While there are scores of ETFs that essentially short parts of the market but use leverage to do so, these are single inverse ETFs, not levered ones.

Sneaky, Effective Ways to Hedge

The real estate sector could end up in the crosshairs of the next financial crisis. If so, the $17.8 million ProShares Short Real Estate ETF (REK) might surge to the top of the leader board.  

Many investors are familiar with inverse ETFs that short the Russell 2000 small cap index. However, the $5.9 million ProShares Short SmallCap600 ETF (SBB) is the only ETF that seeks to profit in an unlevered structure from a decline in the other prominent small cap index.  

REK has been around for more than 15 years, and SBB debuted nearly 18 years ago. So, these are not new kids on the block, and obviously most of their tenure has been characterized by negative returns. But this is the nature of inverse ETF investing. They do not buy and hold vehicles. They are loss-preventers. Thus, it may help some investors to have them on their watchlists, or at least in their memory banks.

Inverse, and Quirky

And perhaps one of the smallest, quirkiest inverse ETFs out there, the ProShares Decline of the Retail Store ETF (EMTY), at $4.3 million, may not be on the tip of many investors’ tongues. But by essentially delivering the short side of the Solactive-ProShares Bricks and Mortar Retail Store Index, if the continued trend toward online shopping and away from in-person buying continues, there’s a path to profits here.

Maybe these tiny, against-the-grain ETFs are not going to carry anyone to long-term investment success.
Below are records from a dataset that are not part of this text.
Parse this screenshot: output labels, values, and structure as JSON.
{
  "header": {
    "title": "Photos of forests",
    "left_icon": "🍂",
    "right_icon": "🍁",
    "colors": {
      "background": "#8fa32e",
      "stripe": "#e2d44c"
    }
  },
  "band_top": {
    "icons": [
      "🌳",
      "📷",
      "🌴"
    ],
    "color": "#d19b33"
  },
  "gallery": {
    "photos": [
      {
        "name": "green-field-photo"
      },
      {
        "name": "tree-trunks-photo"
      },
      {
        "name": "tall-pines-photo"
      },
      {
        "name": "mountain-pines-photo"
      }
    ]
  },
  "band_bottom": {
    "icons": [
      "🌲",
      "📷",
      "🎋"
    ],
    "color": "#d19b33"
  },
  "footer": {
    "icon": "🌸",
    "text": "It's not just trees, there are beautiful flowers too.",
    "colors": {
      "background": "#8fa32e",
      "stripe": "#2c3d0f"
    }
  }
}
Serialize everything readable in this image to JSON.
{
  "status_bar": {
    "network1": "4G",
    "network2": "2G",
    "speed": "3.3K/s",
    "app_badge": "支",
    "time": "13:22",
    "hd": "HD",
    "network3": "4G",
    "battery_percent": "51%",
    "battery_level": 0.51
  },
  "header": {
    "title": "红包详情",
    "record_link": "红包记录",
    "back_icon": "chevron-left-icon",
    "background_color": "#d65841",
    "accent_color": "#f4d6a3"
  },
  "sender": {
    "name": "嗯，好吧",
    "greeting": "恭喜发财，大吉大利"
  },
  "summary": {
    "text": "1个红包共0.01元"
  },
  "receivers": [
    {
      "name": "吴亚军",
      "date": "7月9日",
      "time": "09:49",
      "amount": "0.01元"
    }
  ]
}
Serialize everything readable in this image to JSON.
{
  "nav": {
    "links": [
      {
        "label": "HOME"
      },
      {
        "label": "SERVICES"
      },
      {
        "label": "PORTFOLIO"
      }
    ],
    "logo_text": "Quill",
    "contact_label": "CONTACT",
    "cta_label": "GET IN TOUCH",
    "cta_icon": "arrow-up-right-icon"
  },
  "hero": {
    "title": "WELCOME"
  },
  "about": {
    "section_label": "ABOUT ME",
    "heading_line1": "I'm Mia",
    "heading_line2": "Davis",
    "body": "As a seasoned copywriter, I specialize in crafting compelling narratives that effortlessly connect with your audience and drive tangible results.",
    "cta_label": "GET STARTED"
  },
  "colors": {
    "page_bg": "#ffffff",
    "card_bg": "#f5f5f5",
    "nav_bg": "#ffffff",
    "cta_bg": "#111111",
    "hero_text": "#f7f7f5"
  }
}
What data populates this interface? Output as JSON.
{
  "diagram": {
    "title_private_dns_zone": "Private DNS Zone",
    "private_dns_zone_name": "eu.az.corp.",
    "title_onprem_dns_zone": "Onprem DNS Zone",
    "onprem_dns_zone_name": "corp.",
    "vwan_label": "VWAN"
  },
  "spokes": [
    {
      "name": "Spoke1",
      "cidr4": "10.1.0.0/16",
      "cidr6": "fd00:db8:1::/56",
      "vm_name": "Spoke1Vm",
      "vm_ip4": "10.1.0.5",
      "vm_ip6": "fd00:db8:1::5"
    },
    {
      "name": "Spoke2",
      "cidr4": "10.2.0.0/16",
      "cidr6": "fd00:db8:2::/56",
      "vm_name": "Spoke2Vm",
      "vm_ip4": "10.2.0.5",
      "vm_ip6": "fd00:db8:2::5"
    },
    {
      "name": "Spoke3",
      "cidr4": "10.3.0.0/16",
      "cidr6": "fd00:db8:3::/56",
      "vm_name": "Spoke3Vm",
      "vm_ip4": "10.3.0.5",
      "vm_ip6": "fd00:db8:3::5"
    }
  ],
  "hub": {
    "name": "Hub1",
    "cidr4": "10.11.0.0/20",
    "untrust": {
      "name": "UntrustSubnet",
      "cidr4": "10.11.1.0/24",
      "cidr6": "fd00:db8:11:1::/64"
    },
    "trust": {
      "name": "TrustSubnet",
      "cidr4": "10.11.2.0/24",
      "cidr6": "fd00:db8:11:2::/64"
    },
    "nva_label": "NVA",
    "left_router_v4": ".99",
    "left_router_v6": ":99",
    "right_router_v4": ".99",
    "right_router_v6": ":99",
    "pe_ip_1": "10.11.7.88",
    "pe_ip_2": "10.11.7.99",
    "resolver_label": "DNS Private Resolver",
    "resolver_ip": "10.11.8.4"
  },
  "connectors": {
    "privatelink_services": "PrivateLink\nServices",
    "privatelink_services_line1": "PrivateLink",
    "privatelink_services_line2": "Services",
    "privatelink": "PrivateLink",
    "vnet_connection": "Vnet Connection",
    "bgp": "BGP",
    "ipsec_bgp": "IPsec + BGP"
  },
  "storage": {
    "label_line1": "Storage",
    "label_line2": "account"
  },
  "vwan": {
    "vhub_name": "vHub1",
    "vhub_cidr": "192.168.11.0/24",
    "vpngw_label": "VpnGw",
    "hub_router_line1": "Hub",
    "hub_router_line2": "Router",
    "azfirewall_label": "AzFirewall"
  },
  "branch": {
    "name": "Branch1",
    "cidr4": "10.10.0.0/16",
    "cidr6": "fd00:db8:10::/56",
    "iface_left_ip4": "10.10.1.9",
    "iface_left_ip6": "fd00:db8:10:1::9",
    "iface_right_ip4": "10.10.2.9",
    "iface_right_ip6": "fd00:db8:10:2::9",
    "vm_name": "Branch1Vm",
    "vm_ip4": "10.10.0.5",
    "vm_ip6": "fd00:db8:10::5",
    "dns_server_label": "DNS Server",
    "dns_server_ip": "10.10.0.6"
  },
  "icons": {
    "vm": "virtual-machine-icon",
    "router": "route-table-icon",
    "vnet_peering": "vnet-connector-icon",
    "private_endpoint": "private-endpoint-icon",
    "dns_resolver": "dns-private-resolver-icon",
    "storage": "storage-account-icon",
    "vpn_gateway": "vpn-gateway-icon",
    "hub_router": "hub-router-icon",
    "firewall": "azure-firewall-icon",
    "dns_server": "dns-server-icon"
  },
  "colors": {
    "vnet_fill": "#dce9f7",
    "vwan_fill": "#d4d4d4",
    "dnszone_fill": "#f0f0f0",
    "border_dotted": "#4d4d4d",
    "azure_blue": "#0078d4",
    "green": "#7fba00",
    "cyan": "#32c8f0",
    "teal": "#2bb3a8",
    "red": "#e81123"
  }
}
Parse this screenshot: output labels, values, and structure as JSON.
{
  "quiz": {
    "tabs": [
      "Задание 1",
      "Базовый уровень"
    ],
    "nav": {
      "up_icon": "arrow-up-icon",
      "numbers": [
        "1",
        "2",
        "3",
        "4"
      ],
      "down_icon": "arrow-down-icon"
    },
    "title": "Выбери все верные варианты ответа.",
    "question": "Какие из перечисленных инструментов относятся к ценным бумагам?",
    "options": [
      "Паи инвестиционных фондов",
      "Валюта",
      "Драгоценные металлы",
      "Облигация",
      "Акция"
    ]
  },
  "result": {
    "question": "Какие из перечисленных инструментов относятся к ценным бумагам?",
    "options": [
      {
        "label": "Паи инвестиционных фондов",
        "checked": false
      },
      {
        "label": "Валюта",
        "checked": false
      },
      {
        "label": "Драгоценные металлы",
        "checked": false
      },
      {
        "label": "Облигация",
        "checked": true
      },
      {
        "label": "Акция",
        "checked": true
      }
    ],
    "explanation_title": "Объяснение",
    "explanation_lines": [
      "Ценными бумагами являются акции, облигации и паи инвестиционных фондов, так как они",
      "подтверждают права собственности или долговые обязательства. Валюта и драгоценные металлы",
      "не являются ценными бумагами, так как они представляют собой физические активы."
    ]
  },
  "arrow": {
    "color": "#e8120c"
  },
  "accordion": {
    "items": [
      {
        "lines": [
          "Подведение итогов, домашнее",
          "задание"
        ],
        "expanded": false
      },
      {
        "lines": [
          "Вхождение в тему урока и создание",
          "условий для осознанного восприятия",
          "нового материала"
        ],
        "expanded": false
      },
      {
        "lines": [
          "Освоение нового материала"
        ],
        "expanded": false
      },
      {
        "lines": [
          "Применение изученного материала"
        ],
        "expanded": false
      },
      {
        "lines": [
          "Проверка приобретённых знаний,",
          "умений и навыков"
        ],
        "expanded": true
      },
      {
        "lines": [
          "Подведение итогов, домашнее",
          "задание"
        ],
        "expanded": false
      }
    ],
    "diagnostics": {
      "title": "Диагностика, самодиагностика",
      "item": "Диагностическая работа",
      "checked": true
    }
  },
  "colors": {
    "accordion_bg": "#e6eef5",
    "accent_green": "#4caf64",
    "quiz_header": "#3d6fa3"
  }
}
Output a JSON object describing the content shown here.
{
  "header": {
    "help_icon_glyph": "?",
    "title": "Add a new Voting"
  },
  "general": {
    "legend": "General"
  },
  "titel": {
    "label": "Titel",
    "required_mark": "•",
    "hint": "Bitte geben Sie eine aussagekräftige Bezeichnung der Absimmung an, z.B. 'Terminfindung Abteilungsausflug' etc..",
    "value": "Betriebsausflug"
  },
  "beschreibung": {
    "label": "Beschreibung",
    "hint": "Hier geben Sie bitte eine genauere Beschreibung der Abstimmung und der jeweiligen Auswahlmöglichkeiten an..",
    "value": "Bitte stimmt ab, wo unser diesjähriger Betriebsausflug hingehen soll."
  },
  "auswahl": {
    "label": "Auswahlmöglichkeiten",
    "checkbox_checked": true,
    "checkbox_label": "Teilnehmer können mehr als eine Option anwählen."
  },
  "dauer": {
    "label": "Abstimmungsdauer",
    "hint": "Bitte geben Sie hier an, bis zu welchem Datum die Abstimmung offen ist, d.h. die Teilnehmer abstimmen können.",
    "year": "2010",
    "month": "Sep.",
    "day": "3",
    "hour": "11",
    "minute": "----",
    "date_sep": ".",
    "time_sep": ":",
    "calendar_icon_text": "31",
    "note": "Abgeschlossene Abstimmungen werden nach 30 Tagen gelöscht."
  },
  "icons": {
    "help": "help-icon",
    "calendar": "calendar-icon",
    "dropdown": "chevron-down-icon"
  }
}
But it is worth noting that during the first nine months of 2022, the S&P 500 fell 24%, while REK, SBB, and EMTY produced gains of 35%, 25% and 16% over that time, for an average outperformance of 49%. In just nine months! Therein lies the occasional, yet viable role of single inverse ETFs for investors who decide that a little hedging can go a long way. 

Rob Isbitts' Wall Street career spans 5 decades and multiple roles, all dedicated to providing clarity to investors by busting classic myths and providing uncommon perspective. He did so as a fiduciary investment advisor, Chief Investment Officer and fund manager for 27 years before selling his practice in 2020. His efforts now focus exclusively on investment research, education and multimedia. He started ETFYourself and SungardenInvestment to provide straightforward commentary and access to his investment intellectual property for portfolio construction, stocks and ETFs. Originally from New Jersey, Rob and his wife Dana have 3 adult children and have lived in Weston, Florida for more than 25 years.